“What the HECK did I just see?” was my first reaction to this film. Its bizarre visual effects, classical music, philosophical design, and surreal scenes make it one of the best movies I’ve ever watched, and certainly the most mind-boggling.
I had just viewed (not for the first time) the Star Wars saga—all six episodes—less than a week before watching this film, so, needless to say, it vastly changed my expectations of a great science fiction film. Even though Star Wars: A New Hope (1977) was released nine years after 2001: A Space Odyssey (1968), both are very compelling.
The main shock is the focus on art rather than action. The first half hour is a very slow, creative one: something that a viewer would either love or hate. There’s no dialogue or any speech until the second section of four. Director Stanley Kubrick truly understood the meaning of “A picture is worth a thousand words.” A slowly moving picture with music is worth even more.

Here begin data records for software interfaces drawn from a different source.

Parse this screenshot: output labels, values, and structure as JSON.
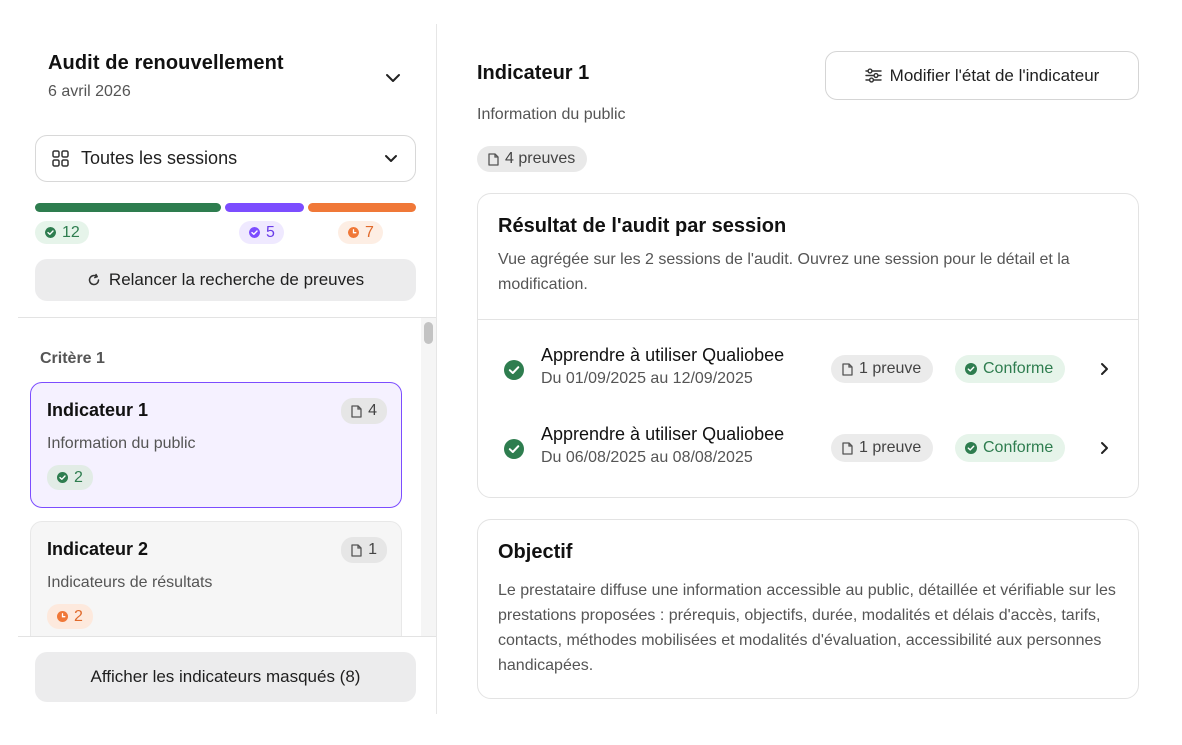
{
  "sidebar": {
    "audit": {
      "title": "Audit de renouvellement",
      "date": "6 avril 2026"
    },
    "session_select": {
      "label": "Toutes les sessions"
    },
    "progress": {
      "conforme": {
        "count": "12",
        "color": "#2e7d4f"
      },
      "en_cours": {
        "count": "5",
        "color": "#7c4dff"
      },
      "a_traiter": {
        "count": "7",
        "color": "#f07838"
      }
    },
    "relaunch_label": "Relancer la recherche de preuves",
    "criterion_label": "Critère 1",
    "indicators": [
      {
        "name": "Indicateur 1",
        "description": "Information du public",
        "docs": "4",
        "status_count": "2",
        "status": "conforme"
      },
      {
        "name": "Indicateur 2",
        "description": "Indicateurs de résultats",
        "docs": "1",
        "status_count": "2",
        "status": "a_traiter"
      }
    ],
    "hidden_button_label": "Afficher les indicateurs masqués (8)"
  },
  "main": {
    "title": "Indicateur 1",
    "subtitle": "Information du public",
    "proofs": "4 preuves",
    "modify_label": "Modifier l'état de l'indicateur",
    "result_card": {
      "title": "Résultat de l'audit par session",
      "lead": "Vue agrégée sur les 2 sessions de l'audit. Ouvrez une session pour le détail et la modification.",
      "sessions": [
        {
          "name": "Apprendre à utiliser Qualiobee",
          "dates": "Du 01/09/2025 au 12/09/2025",
          "proofs": "1 preuve",
          "status": "Conforme"
        },
        {
          "name": "Apprendre à utiliser Qualiobee",
          "dates": "Du 06/08/2025 au 08/08/2025",
          "proofs": "1 preuve",
          "status": "Conforme"
        }
      ]
    },
    "objective_card": {
      "title": "Objectif",
      "body": "Le prestataire diffuse une information accessible au public, détaillée et vérifiable sur les prestations proposées : prérequis, objectifs, durée, modalités et délais d'accès, tarifs, contacts, méthodes mobilisées et modalités d'évaluation, accessibilité aux personnes handicapées."
    }
  },
  "colors": {
    "accent": "#7c4dff",
    "success": "#2e7d4f",
    "warning": "#f07838"
  }
}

The film becomes more conventional when we encounter HAL, the supercomputer and main antagonist (though it is revealed in 2010: Odyssey Two that HAL’s malfunctions in the first episode were caused by its faithful following of contradictory human orders). Here is a nice philosophical, future-predicting moment—even with today’s technology, HAL is science fiction and not a real machine.
That. I had definitely seen it before, but hadn’t the slightest idea what it was until I watched 2001.

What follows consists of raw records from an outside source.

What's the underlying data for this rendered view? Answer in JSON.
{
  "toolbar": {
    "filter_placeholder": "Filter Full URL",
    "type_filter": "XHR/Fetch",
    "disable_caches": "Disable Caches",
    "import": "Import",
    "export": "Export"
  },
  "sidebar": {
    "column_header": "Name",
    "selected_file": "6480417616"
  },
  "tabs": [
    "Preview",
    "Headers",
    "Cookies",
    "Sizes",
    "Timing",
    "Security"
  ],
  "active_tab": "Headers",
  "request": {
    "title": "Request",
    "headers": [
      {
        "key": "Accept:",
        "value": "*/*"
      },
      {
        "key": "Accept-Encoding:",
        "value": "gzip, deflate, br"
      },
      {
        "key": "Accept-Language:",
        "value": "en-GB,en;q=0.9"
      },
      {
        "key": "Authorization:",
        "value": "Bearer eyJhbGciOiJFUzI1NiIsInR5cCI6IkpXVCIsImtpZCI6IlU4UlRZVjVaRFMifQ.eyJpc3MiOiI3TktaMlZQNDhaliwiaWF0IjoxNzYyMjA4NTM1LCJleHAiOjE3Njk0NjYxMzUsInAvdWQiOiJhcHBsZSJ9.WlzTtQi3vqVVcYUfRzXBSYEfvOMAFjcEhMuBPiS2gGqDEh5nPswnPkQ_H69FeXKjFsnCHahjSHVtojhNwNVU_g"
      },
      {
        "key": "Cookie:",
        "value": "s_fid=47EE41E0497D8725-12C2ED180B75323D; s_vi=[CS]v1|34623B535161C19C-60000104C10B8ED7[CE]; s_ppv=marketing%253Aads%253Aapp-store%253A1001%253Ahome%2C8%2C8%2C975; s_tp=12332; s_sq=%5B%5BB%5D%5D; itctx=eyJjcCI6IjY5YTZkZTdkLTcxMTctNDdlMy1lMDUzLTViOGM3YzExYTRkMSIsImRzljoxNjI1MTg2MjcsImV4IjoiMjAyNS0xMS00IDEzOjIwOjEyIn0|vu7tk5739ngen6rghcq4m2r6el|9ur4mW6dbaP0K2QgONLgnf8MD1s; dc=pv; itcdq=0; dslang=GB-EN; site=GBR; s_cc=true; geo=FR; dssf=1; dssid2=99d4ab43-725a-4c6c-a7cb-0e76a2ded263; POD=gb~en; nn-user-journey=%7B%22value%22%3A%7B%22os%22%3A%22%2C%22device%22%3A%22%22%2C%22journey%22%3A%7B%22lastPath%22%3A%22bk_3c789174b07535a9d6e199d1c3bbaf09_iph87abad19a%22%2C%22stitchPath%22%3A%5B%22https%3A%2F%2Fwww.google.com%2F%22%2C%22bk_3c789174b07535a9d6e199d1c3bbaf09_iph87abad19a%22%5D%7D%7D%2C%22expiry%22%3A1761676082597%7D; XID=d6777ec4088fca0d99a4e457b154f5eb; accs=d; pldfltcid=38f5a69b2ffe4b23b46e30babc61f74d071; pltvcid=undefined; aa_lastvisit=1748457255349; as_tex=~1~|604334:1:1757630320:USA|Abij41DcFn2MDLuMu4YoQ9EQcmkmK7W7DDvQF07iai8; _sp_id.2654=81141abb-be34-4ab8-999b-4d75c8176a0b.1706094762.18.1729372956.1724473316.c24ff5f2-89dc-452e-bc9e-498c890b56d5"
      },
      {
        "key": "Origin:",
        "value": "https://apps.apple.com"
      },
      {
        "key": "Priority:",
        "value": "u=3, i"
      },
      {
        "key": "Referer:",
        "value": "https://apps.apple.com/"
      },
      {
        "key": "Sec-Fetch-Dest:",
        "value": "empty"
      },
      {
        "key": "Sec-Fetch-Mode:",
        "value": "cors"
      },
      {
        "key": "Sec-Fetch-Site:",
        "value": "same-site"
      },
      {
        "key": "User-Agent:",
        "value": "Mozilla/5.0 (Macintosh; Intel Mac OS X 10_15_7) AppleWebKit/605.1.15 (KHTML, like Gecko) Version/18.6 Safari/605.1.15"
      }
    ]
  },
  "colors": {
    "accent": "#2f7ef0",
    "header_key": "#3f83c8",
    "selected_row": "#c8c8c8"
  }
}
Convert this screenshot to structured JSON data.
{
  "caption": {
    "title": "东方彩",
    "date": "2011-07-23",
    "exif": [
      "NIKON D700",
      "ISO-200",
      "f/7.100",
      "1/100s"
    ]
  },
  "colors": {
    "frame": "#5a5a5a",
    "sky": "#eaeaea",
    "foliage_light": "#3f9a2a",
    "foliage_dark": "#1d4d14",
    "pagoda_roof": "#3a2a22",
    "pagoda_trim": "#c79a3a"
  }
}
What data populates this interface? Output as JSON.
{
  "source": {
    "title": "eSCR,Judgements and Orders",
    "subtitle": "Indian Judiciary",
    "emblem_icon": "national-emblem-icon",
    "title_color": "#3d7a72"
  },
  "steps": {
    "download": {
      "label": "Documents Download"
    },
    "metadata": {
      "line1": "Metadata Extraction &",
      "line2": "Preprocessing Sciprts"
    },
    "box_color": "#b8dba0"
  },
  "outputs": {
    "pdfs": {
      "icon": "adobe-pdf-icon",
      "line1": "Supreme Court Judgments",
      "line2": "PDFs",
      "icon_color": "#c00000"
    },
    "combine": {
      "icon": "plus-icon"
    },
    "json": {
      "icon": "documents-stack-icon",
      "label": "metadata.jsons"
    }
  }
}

At the end, i.e., from the Star Gate scene onwards, the film becomes extremely mind-boggling. The best to which I can compare it would be this Magritte painting:

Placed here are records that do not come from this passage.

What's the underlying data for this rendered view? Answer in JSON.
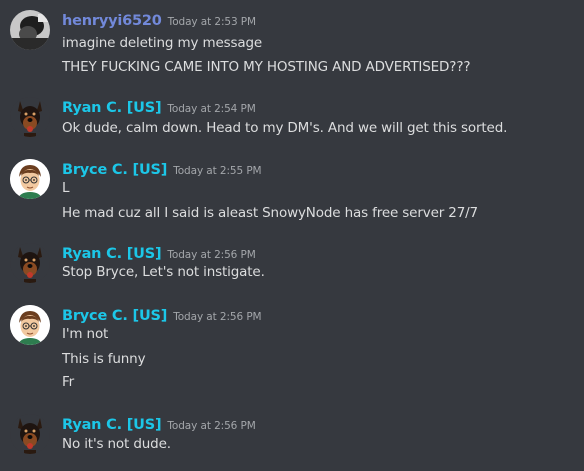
{
  "colors": {
    "background": "#36393f",
    "henryyi_name": "#7289da",
    "cyan_name": "#1cc7e8",
    "timestamp": "#a3a6aa",
    "text": "#dcddde"
  },
  "messages": [
    {
      "author": "henryyi6520",
      "avatar_icon": "grayscale-photo-avatar-icon",
      "timestamp": "Today at 2:53 PM",
      "lines": [
        "imagine deleting my message",
        "THEY FUCKING CAME INTO MY HOSTING AND ADVERTISED???"
      ]
    },
    {
      "author": "Ryan C. [US]",
      "avatar_icon": "dog-avatar-icon",
      "timestamp": "Today at 2:54 PM",
      "lines": [
        "Ok dude, calm down. Head to my DM's. And we will get this sorted."
      ]
    },
    {
      "author": "Bryce C. [US]",
      "avatar_icon": "cartoon-face-avatar-icon",
      "timestamp": "Today at 2:55 PM",
      "lines": [
        "L",
        "He mad cuz all I said is aleast SnowyNode has free server 27/7"
      ]
    },
    {
      "author": "Ryan C. [US]",
      "avatar_icon": "dog-avatar-icon",
      "timestamp": "Today at 2:56 PM",
      "lines": [
        "Stop Bryce, Let's not instigate."
      ]
    },
    {
      "author": "Bryce C. [US]",
      "avatar_icon": "cartoon-face-avatar-icon",
      "timestamp": "Today at 2:56 PM",
      "lines": [
        "I'm not",
        "This is funny",
        "Fr"
      ]
    },
    {
      "author": "Ryan C. [US]",
      "avatar_icon": "dog-avatar-icon",
      "timestamp": "Today at 2:56 PM",
      "lines": [
        "No it's not dude."
      ]
    }
  ]
}
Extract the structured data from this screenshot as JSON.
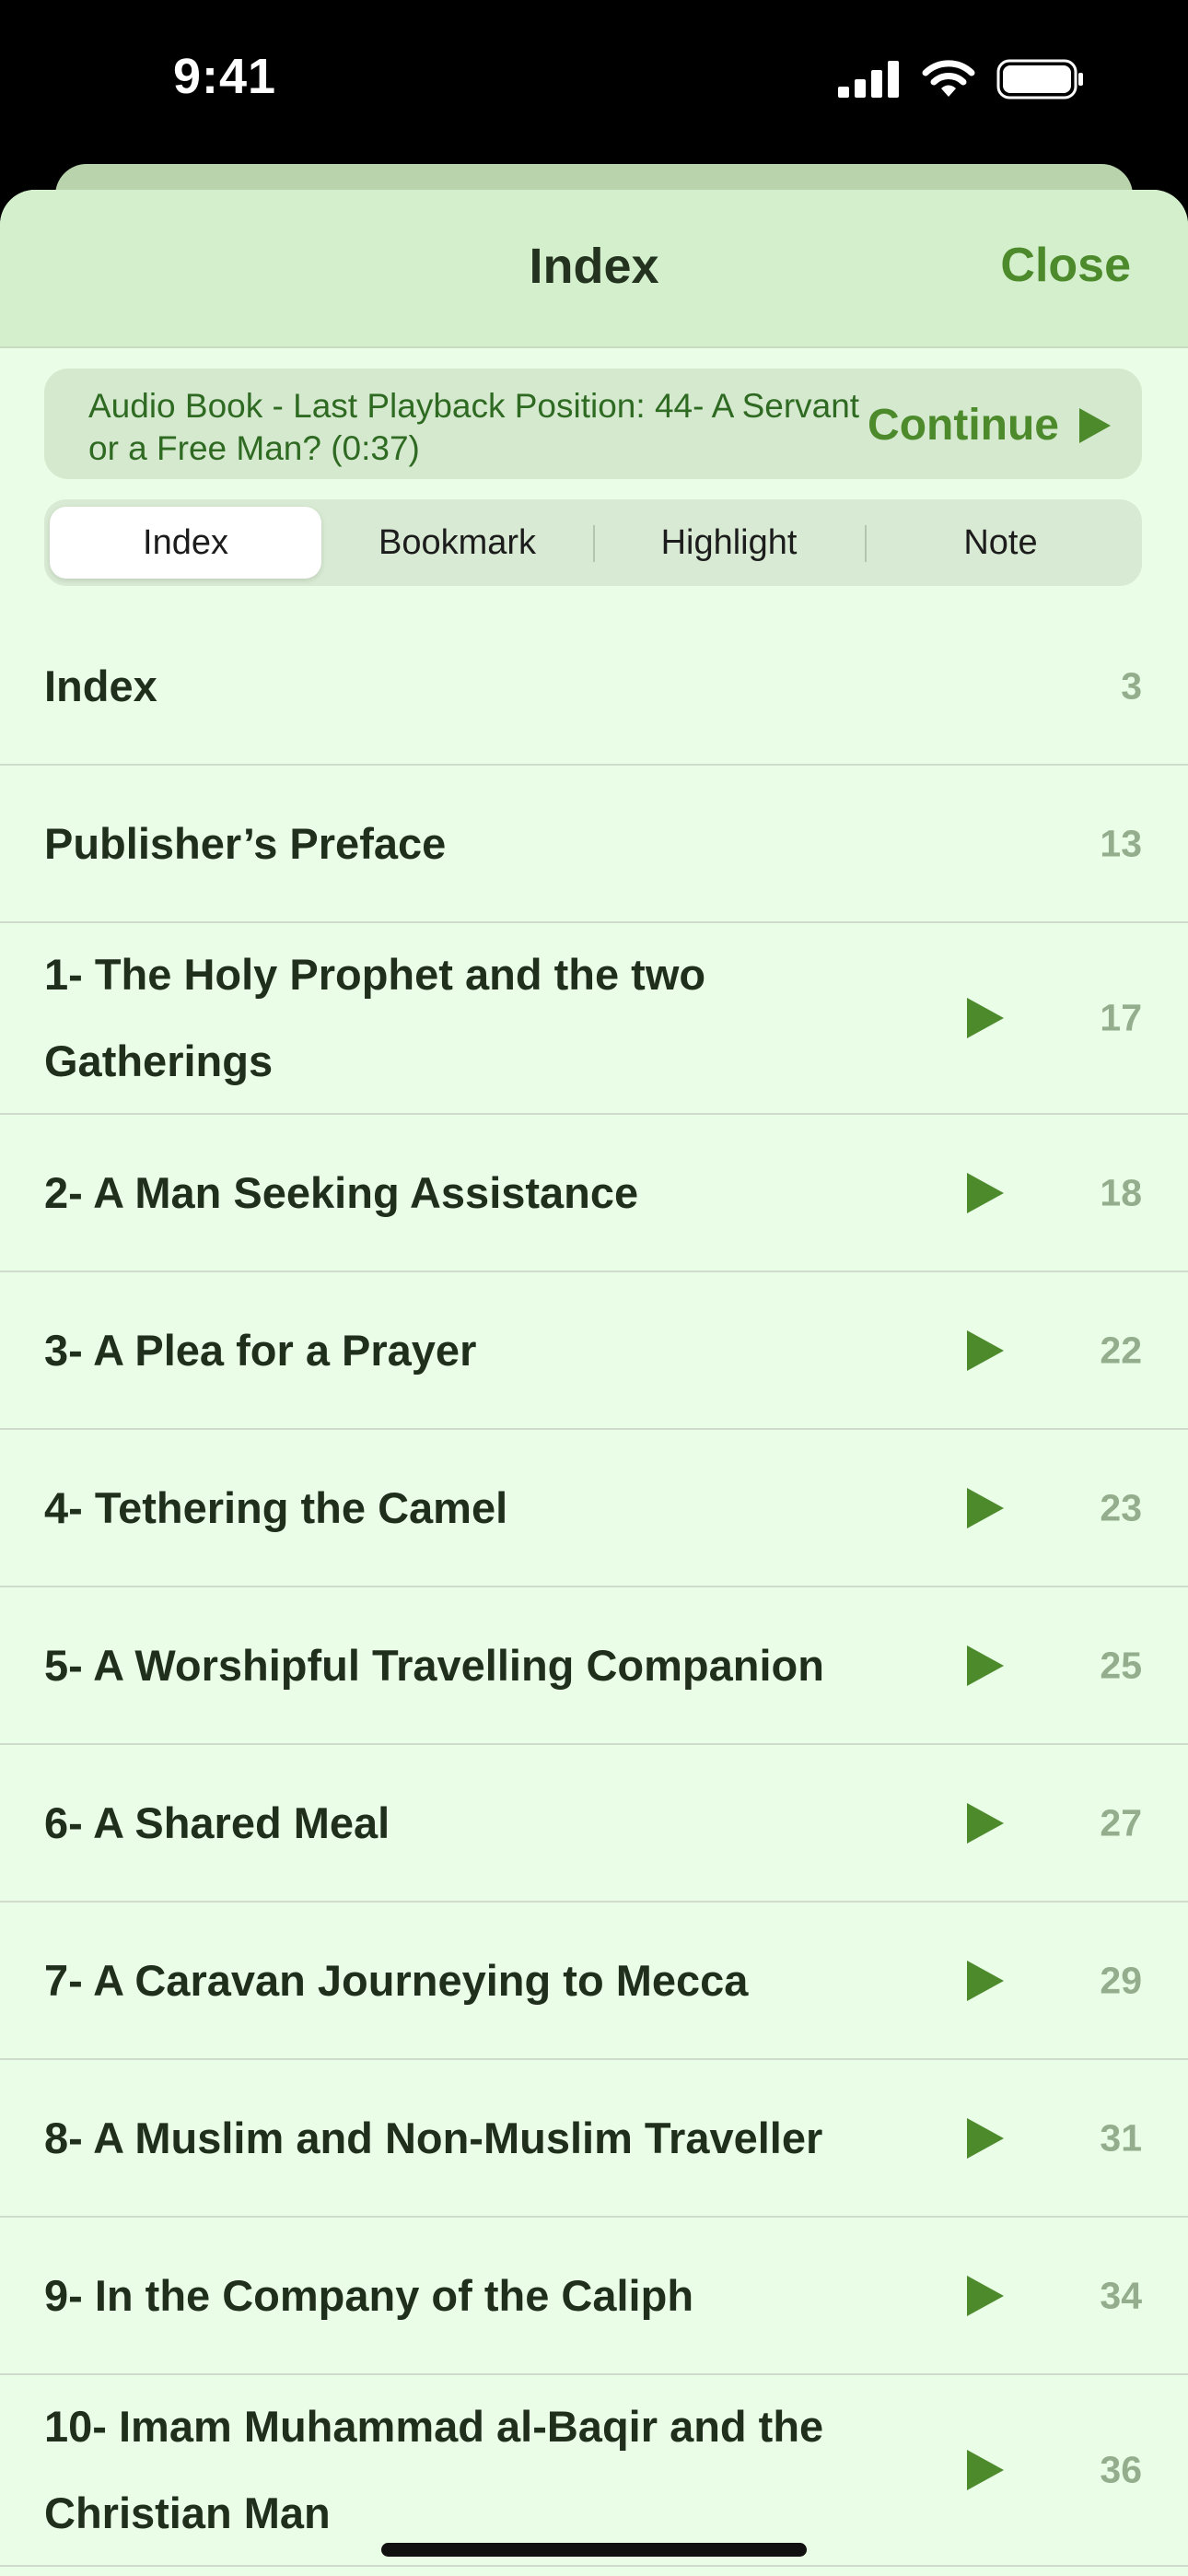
{
  "status": {
    "time": "9:41"
  },
  "header": {
    "title": "Index",
    "close_label": "Close"
  },
  "audio": {
    "text": "Audio Book - Last Playback Position: 44- A Servant or a Free Man? (0:37)",
    "continue_label": "Continue"
  },
  "tabs": [
    "Index",
    "Bookmark",
    "Highlight",
    "Note"
  ],
  "active_tab": "Index",
  "items": [
    {
      "title": "Index",
      "page": "3",
      "playable": false
    },
    {
      "title": "Publisher’s Preface",
      "page": "13",
      "playable": false
    },
    {
      "title": "1- The Holy Prophet and the two Gatherings",
      "page": "17",
      "playable": true
    },
    {
      "title": "2- A Man Seeking Assistance",
      "page": "18",
      "playable": true
    },
    {
      "title": "3- A Plea for a Prayer",
      "page": "22",
      "playable": true
    },
    {
      "title": "4- Tethering the Camel",
      "page": "23",
      "playable": true
    },
    {
      "title": "5- A Worshipful Travelling Companion",
      "page": "25",
      "playable": true
    },
    {
      "title": "6- A Shared Meal",
      "page": "27",
      "playable": true
    },
    {
      "title": "7- A Caravan Journeying to Mecca",
      "page": "29",
      "playable": true
    },
    {
      "title": "8- A Muslim and Non-Muslim Traveller",
      "page": "31",
      "playable": true
    },
    {
      "title": "9- In the Company of the Caliph",
      "page": "34",
      "playable": true
    },
    {
      "title": "10- Imam Muhammad al-Baqir and the Christian Man",
      "page": "36",
      "playable": true
    }
  ],
  "colors": {
    "accent": "#4c8a2c",
    "sheet": "#eafde6",
    "header": "#d3efcb"
  }
}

That’s a pretty accurate representation of the ending without giving away anything.